The first case held five different books. Two of them were open to display yellowed pages scrawled with black ink, the others were shut, locked with iron bindings. One even had a heavy looking lock on the front of it, and there was no key in sight.
Mr.Sansom seemed to notice her looking at it, probably because she was one of the only students that was pressing forward with interest.
“Ah yes, this first one is the Libri di Mortem.” His voice dropped to a loud stage whisper, and he wiggled his brows dramatically. “The book of death.”
There was no laughter from the students, and he cleared his throat and added hastily. “Not a humorous matter of course. It contains a great deal of deadly spells that should never be used by anybody, including resurrection spells, and summoning spells.”
Amelia wasn’t sure if she was allowed to ask questions, but she figured he was looking directly at her, so he probably wouldn’t mind. “What do they summon?”
Mr. Sansom looked delighted. “Ah, good question, dear.” He turned to the crowd of students. “Can anyone tell me what the summoning spells might bring? Anyone?”
Leon was probably the only person on earth who could say that while still looking bored. A pale faced girl with dark eyes, who looked nearly as bored as Leon spoke up. “And monsters, but we all know that.”
“Yes, thank you Ivory.” Mr. Sansom looked exasperated. He turned away, his hands hovering over the glass case. “Now, if you were to use one of the spells without knowing what it did, you could find yourself facing down a creature from the forest, or far worse, a fiend straight out of the depths of hell who would break the bonds of the spell and enslave you.”
There was some interest at this. The students seemed to perk up a little bit, and Mr. Sansom brightened. “Yes, each one of the spells in this book is so dangerous that the book was widely destroyed a few years back. We have the only readable copy that is left.”
“There are others you can’t read?” Beatrix asked.
The librarian hesitated. “Yes. There’s…one more.”
“Is it torn up or something?” Amelia leaned closer to the glass, staring hard at the cover of the book, which looked nearly innocent, save for the heavy locks. It was just a book, wasn’t it?
“Well, um…the other book is unreadable because…it’s damaged.”

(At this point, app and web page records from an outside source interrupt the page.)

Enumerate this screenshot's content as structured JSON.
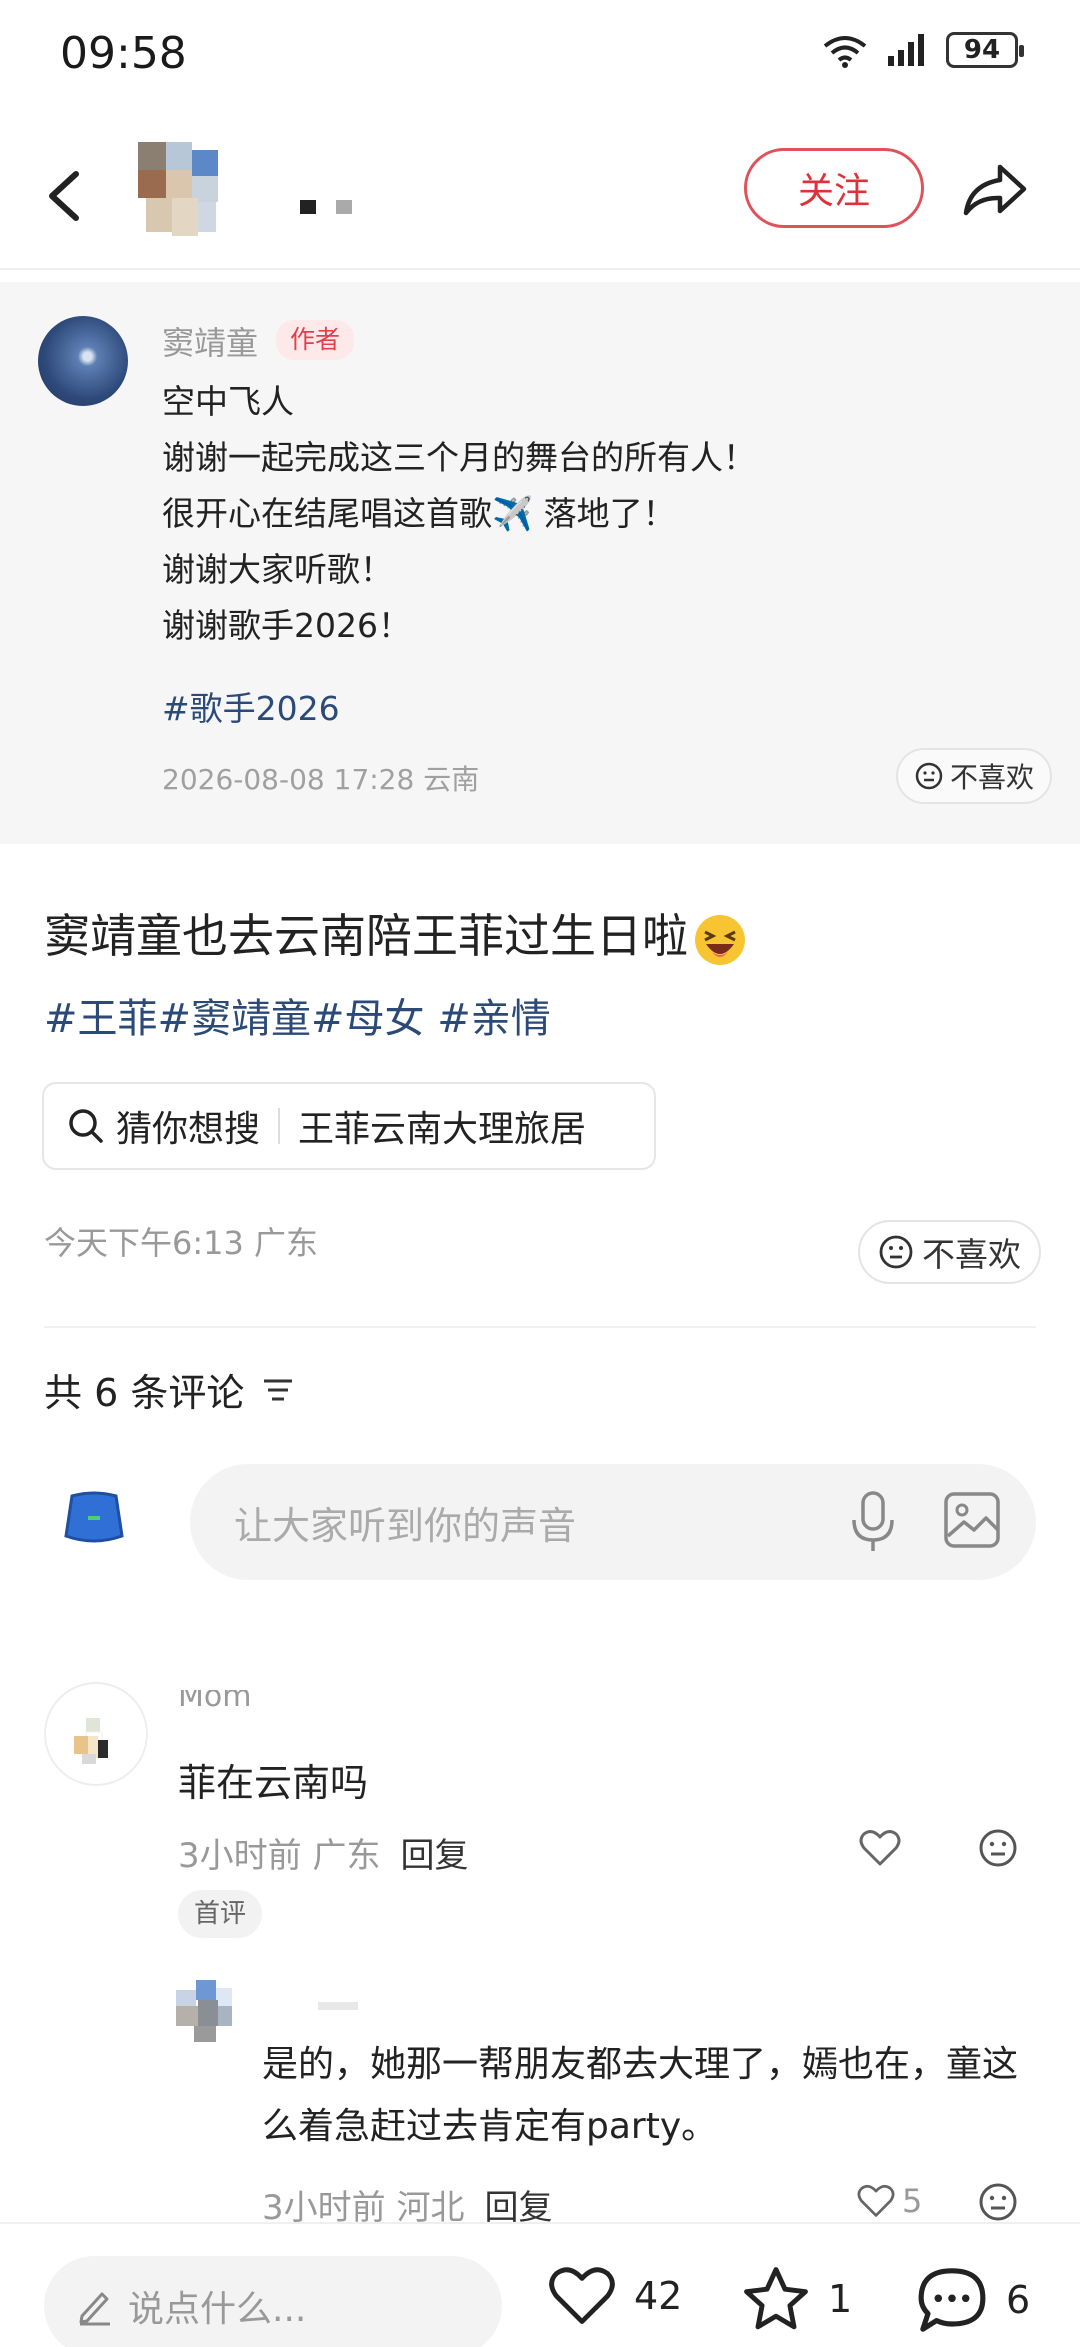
{
  "status_bar": {
    "time": "09:58",
    "battery": "94"
  },
  "header": {
    "follow_label": "关注"
  },
  "quoted_post": {
    "author": "窦靖童",
    "author_badge": "作者",
    "lines": [
      "空中飞人",
      "谢谢一起完成这三个月的舞台的所有人！",
      "很开心在结尾唱这首歌✈️ 落地了！",
      "谢谢大家听歌！",
      "谢谢歌手2026！"
    ],
    "hashtag": "#歌手2026",
    "meta": "2026-08-08 17:28  云南",
    "dislike_label": "不喜欢"
  },
  "post": {
    "title": "窦靖童也去云南陪王菲过生日啦",
    "tags": "#王菲#窦靖童#母女 #亲情",
    "search_label": "猜你想搜",
    "search_query": "王菲云南大理旅居",
    "meta": "今天下午6:13  广东",
    "dislike_label": "不喜欢"
  },
  "comments_header": {
    "count_label": "共 6 条评论"
  },
  "comment_input": {
    "placeholder": "让大家听到你的声音"
  },
  "comments": [
    {
      "name": "Mom",
      "text": "菲在云南吗",
      "meta": "3小时前  广东",
      "reply_label": "回复",
      "badge": "首评"
    }
  ],
  "reply": {
    "text": "是的，她那一帮朋友都去大理了，嫣也在，童这么着急赶过去肯定有party。",
    "meta": "3小时前  河北",
    "reply_label": "回复",
    "likes": "5"
  },
  "bottom_bar": {
    "input_placeholder": "说点什么...",
    "likes": "42",
    "favorites": "1",
    "comments": "6"
  },
  "colors": {
    "accent_red": "#e0303a",
    "hashtag_blue": "#2b4a78"
  },
  "icons": [
    "back-icon",
    "share-icon",
    "wifi-icon",
    "signal-icon",
    "search-icon",
    "sort-icon",
    "mic-icon",
    "image-icon",
    "heart-icon",
    "face-icon",
    "star-icon",
    "comment-icon",
    "pencil-icon"
  ]
}
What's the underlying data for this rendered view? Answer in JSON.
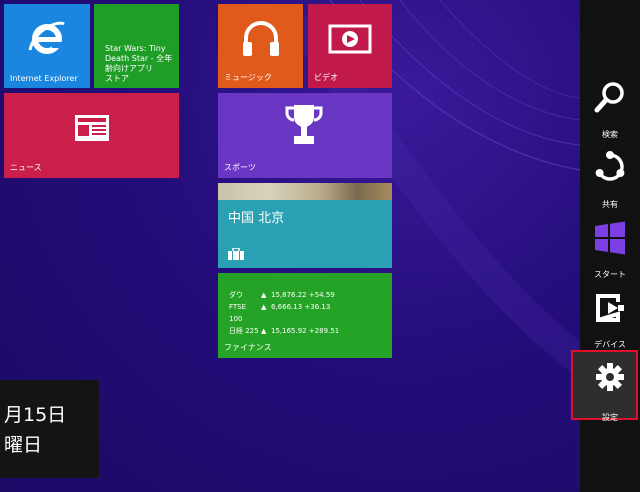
{
  "tiles": {
    "ie": {
      "label": "Internet Explorer",
      "color": "#1a86e0"
    },
    "starwars": {
      "text": "Star Wars: Tiny Death Star - 全年齢向けアプリストア",
      "line1": "Star Wars: Tiny",
      "line2": "Death Star - 全年",
      "line3": "齢向けアプリ",
      "line4": "ストア"
    },
    "news": {
      "label": "ニュース"
    },
    "music": {
      "label": "ミュージック"
    },
    "video": {
      "label": "ビデオ"
    },
    "sports": {
      "label": "スポーツ"
    },
    "weather": {
      "city": "中国 北京"
    },
    "finance": {
      "label": "ファイナンス",
      "rows": [
        {
          "name": "ダウ",
          "value": "15,876.22 +54.59"
        },
        {
          "name": "FTSE 100",
          "value": "6,666.13 +36.13"
        },
        {
          "name": "日経 225",
          "value": "15,165.92 +289.51"
        }
      ]
    }
  },
  "clock": {
    "date": "月15日",
    "weekday": "曜日"
  },
  "charms": {
    "search": {
      "label": "検索",
      "icon": "search-icon"
    },
    "share": {
      "label": "共有",
      "icon": "share-icon"
    },
    "start": {
      "label": "スタート",
      "icon": "windows-icon"
    },
    "devices": {
      "label": "デバイス",
      "icon": "devices-icon"
    },
    "settings": {
      "label": "設定",
      "icon": "gear-icon",
      "highlight_color": "#e0102a"
    }
  }
}
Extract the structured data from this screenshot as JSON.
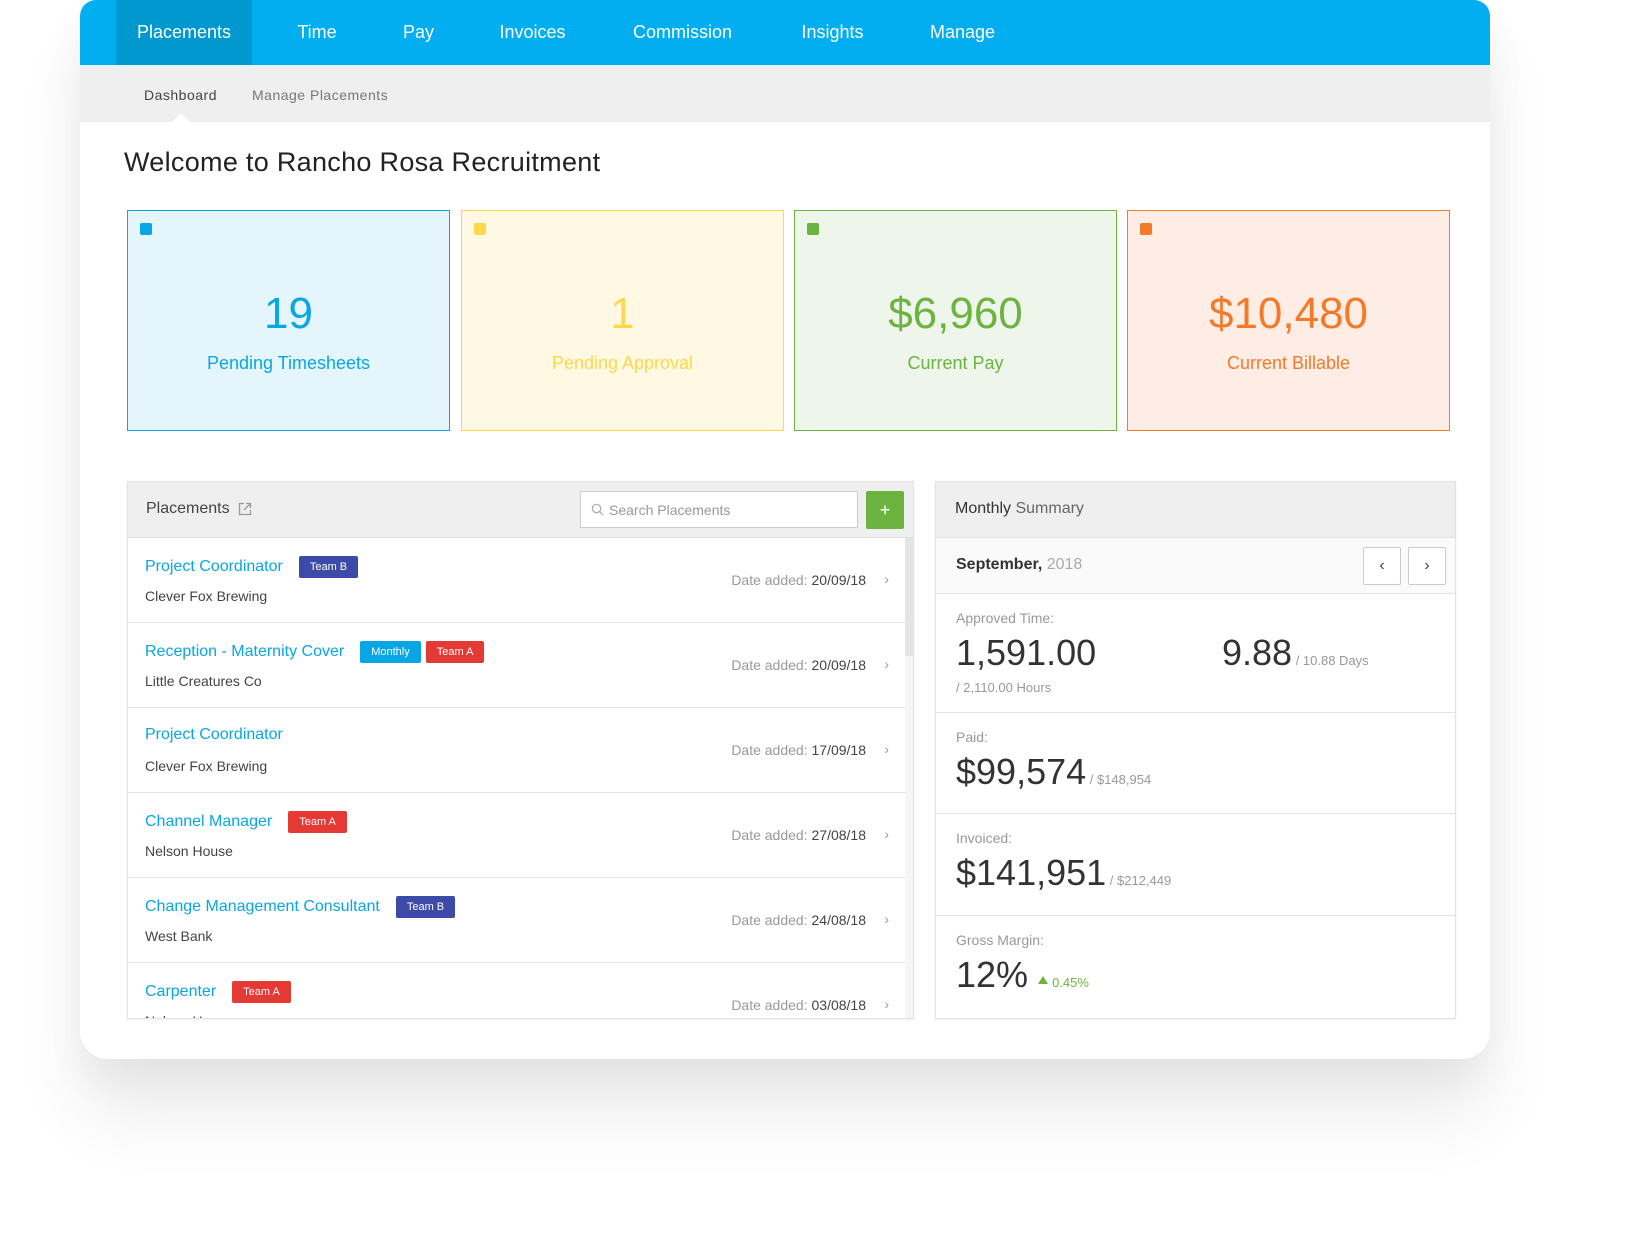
{
  "nav": {
    "items": [
      {
        "label": "Placements",
        "active": true
      },
      {
        "label": "Time",
        "active": false
      },
      {
        "label": "Pay",
        "active": false
      },
      {
        "label": "Invoices",
        "active": false
      },
      {
        "label": "Commission",
        "active": false
      },
      {
        "label": "Insights",
        "active": false
      },
      {
        "label": "Manage",
        "active": false
      }
    ]
  },
  "subnav": {
    "items": [
      {
        "label": "Dashboard",
        "active": true
      },
      {
        "label": "Manage Placements",
        "active": false
      }
    ]
  },
  "page": {
    "title": "Welcome to Rancho Rosa Recruitment"
  },
  "stats": [
    {
      "value": "19",
      "label": "Pending Timesheets",
      "color": "#08a6e4",
      "bg": "#e4f5fc"
    },
    {
      "value": "1",
      "label": "Pending Approval",
      "color": "#fdd84b",
      "bg": "#fff8e3"
    },
    {
      "value": "$6,960",
      "label": "Current Pay",
      "color": "#6cb33f",
      "bg": "#eef5ea"
    },
    {
      "value": "$10,480",
      "label": "Current Billable",
      "color": "#f47a2a",
      "bg": "#fdede4"
    }
  ],
  "placements": {
    "title": "Placements",
    "search_placeholder": "Search Placements",
    "add_label": "+",
    "date_prefix": "Date added:",
    "rows": [
      {
        "job": "Project Coordinator",
        "company": "Clever Fox Brewing",
        "date": "20/09/18",
        "tags": [
          {
            "label": "Team B",
            "color": "#3c4aa8"
          }
        ]
      },
      {
        "job": "Reception - Maternity Cover",
        "company": "Little Creatures Co",
        "date": "20/09/18",
        "tags": [
          {
            "label": "Monthly",
            "color": "#08a6e4"
          },
          {
            "label": "Team A",
            "color": "#e53935"
          }
        ]
      },
      {
        "job": "Project Coordinator",
        "company": "Clever Fox Brewing",
        "date": "17/09/18",
        "tags": []
      },
      {
        "job": "Channel Manager",
        "company": "Nelson House",
        "date": "27/08/18",
        "tags": [
          {
            "label": "Team A",
            "color": "#e53935"
          }
        ]
      },
      {
        "job": "Change Management Consultant",
        "company": "West Bank",
        "date": "24/08/18",
        "tags": [
          {
            "label": "Team B",
            "color": "#3c4aa8"
          }
        ]
      },
      {
        "job": "Carpenter",
        "company": "Nelson House",
        "date": "03/08/18",
        "tags": [
          {
            "label": "Team A",
            "color": "#e53935"
          }
        ]
      }
    ]
  },
  "summary": {
    "title_strong": "Monthly",
    "title_rest": " Summary",
    "month": "September,",
    "year": " 2018",
    "prev_label": "‹",
    "next_label": "›",
    "approved": {
      "label": "Approved Time:",
      "hours": "1,591.00",
      "hours_total": "/ 2,110.00 Hours",
      "days": "9.88",
      "days_total": " / 10.88 Days"
    },
    "paid": {
      "label": "Paid:",
      "amount": "$99,574",
      "total": " / $148,954"
    },
    "invoiced": {
      "label": "Invoiced:",
      "amount": "$141,951",
      "total": " / $212,449"
    },
    "margin": {
      "label": "Gross Margin:",
      "value": "12%",
      "delta": "0.45%",
      "delta_color": "#6cb33f"
    }
  }
}
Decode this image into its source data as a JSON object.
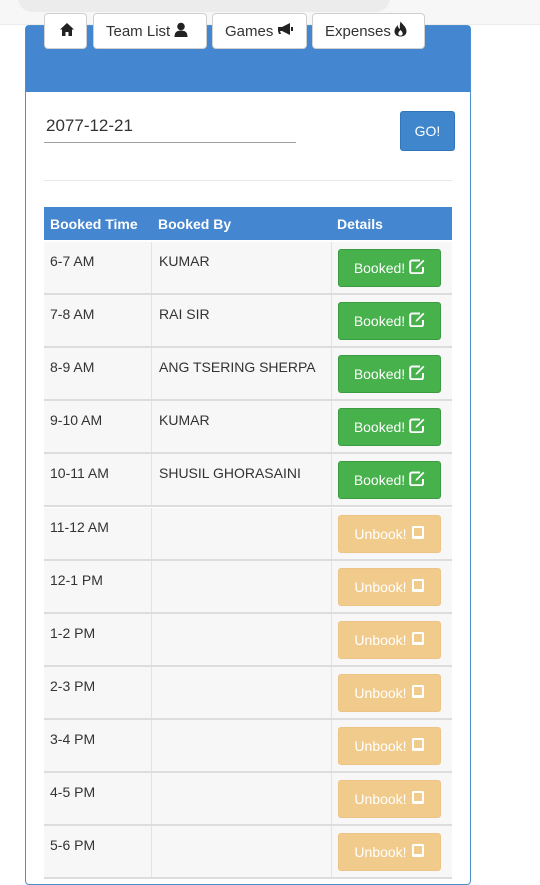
{
  "colors": {
    "primary": "#4486cf",
    "booked": "#47b14c",
    "unbook": "#f1cb8c"
  },
  "nav": {
    "home_icon": "home-icon",
    "items": [
      {
        "label": "Team List",
        "icon": "user-icon"
      },
      {
        "label": "Games",
        "icon": "bullhorn-icon"
      },
      {
        "label": "Expenses",
        "icon": "fire-icon"
      }
    ]
  },
  "search": {
    "date_value": "2077-12-21",
    "go_label": "GO!"
  },
  "table": {
    "headers": [
      "Booked Time",
      "Booked By",
      "Details"
    ],
    "rows": [
      {
        "time": "6-7 AM",
        "by": "KUMAR",
        "status": "Booked!"
      },
      {
        "time": "7-8 AM",
        "by": "RAI SIR",
        "status": "Booked!"
      },
      {
        "time": "8-9 AM",
        "by": "ANG TSERING SHERPA",
        "status": "Booked!"
      },
      {
        "time": "9-10 AM",
        "by": "KUMAR",
        "status": "Booked!"
      },
      {
        "time": "10-11 AM",
        "by": "SHUSIL GHORASAINI",
        "status": "Booked!"
      },
      {
        "time": "11-12 AM",
        "by": "",
        "status": "Unbook!"
      },
      {
        "time": "12-1 PM",
        "by": "",
        "status": "Unbook!"
      },
      {
        "time": "1-2 PM",
        "by": "",
        "status": "Unbook!"
      },
      {
        "time": "2-3 PM",
        "by": "",
        "status": "Unbook!"
      },
      {
        "time": "3-4 PM",
        "by": "",
        "status": "Unbook!"
      },
      {
        "time": "4-5 PM",
        "by": "",
        "status": "Unbook!"
      },
      {
        "time": "5-6 PM",
        "by": "",
        "status": "Unbook!"
      }
    ]
  }
}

“By what?” The girl, Ivory, seemed to be amused by the teacher’s fidgeting. “What happened to it?”
“It…it’s covered in dried blood,” Mr. Sansom blurted out, and the class fell silent.
Amelia moved away from the glass, nearly stumbling backwards into Leon. Mr. Sansom quickly changed the subject after that, talking about the “Red Dragon” Grimoire, and how it could apparently summon the devil. Amelia was only half listening, staying well away from the glass. She wasn’t interested in evil books that got you murdered, she wanted to hear about stories, about tales of brave knights and adventures. Not black magic.
She frowned, realizing that something was niggling in the back of her mind. She smelled something funny, something that reminded her of autumn. Of fireplaces and leaves burning and…
Amelia jerked up straight, searching the room frantically. Around her the students shifted, glancing over their shoulders, a murmur started up.
She finally spotted it in the back, a column of smoke rising up over the tops of the bookshelves. Someone else saw it, shouted, drowning out Mr. Sansom’s lecture.
Who do you think started the fire? Would the Libri de Mortim really summon demons? What should the children do now?